Regenstein Library staff member creates sound paradise for plants
“(Library materials) definitely influence my sound creation,” Hibino said. “Like all other human acts, coming up with new and creative ideas plays an important role in my artistic practice, and for me, they are mainly based on language.”
Hibino was interested in music from an early age, but he knew nothing about electronic music until college. At Keio University in Japan, where Hibino majored in music composition, computer sound design and policy management, he watched Marcus Popp and Carsten Nicolai, two experimental sound artists from Berlin, play music state-of-the-art electronics. This performance was Hibino’s first encounter with electronic music, and it changed his life.

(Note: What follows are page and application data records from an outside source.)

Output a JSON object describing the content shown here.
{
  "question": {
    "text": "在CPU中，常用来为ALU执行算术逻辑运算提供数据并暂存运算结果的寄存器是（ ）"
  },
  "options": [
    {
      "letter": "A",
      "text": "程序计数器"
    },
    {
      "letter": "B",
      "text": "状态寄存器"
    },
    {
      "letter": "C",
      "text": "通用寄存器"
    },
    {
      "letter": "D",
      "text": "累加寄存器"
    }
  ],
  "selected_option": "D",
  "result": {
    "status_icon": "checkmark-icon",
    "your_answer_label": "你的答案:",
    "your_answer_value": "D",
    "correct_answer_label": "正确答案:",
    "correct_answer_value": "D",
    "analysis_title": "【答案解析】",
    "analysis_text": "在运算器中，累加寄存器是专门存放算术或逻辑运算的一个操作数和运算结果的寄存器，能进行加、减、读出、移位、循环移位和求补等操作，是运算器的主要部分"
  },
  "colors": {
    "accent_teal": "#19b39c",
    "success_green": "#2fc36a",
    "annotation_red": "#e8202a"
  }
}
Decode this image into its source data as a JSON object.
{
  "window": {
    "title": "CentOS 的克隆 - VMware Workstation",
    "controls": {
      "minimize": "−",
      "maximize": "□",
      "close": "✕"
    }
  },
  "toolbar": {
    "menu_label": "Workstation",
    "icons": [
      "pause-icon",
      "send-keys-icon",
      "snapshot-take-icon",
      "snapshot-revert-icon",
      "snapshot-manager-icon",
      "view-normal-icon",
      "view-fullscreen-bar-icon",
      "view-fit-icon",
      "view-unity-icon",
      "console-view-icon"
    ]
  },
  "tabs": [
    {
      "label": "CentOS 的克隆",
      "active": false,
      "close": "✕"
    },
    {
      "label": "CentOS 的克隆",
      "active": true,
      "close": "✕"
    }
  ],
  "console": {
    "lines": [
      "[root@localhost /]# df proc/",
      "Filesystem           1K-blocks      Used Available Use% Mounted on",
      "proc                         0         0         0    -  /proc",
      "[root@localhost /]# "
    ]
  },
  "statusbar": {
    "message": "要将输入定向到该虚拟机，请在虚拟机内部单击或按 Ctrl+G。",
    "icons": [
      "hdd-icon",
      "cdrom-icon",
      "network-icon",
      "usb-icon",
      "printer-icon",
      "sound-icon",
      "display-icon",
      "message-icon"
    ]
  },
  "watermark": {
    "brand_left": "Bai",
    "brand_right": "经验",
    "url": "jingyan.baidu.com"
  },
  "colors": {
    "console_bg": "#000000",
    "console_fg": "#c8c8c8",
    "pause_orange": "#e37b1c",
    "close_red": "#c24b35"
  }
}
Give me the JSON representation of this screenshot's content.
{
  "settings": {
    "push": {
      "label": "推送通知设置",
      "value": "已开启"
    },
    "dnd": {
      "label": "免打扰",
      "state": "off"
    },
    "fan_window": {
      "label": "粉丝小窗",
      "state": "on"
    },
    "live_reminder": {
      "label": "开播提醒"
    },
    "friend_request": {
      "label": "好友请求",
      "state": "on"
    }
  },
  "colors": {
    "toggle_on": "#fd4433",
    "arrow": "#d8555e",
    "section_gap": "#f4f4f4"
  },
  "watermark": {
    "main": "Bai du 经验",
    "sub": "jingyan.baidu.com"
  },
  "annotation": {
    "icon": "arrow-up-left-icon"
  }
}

Hibino first came to Chicago in 2002 when his wife, Aiko, was a graduate student in sociology at the university. The move couldn’t have been better timed for Hibino. The city was becoming known for its experimental electronic music – also known as “post-rock” – and Hibino, delighted to be immersed in it, began to debut as a sound artist. He was designing the sound for a project with Imaginative.Inc, a design firm in Tokyo. Hibino took inspiration from Chicago artists and curators known for their conceptual art to shape his own style. Cut down the fern is Hibino’s way of saying thank you to them.
Inspiration for Fallen to Fern
When creating his installation for the Fern Room, Hibino thought about how ferns and moss – some of the oldest plants on the planet – would react to his music. He also examined the sounds of rain and discovered that they contain wider frequencies than most music. Assuming that ferns and moss must like the sound of rain, Hibino built the soundscape on similar frequencies and vibrations, rather than a progression of musical notes.
Hibino also recalled memories of his grandparents’ Japanese-style courtyard covered in ferns and moss as he recorded the soundscape.
“I started to feel like ferns and moss were trying to connect across time and place — my grandfather’s old Japanese garden and this fern in Chicago,” Hibino said.
Fallen to Fern attempts to capture the warmth of this memory by creating a meditative space for visitors to Lincoln Park Conservatory. His electronic music, made up of old Japanese synthesizers, aims to connect with the surrounding nature, complemented by synthesizers buzzing like cicadas and chirping birds.
In total, Hibino’s music plays for 20 minutes at the top of every hour in the Fern Room, allowing visitors to get lost in the surrounding greenery.
Stopwatch Reservations are required to enter the Lincoln Park Conservatory, which provides access to the Hibino soundscape in the Fern Room. Tickets include access to the Conservatory’s three additional exhibition houses: the Palm House, the Orchid House and the Show House.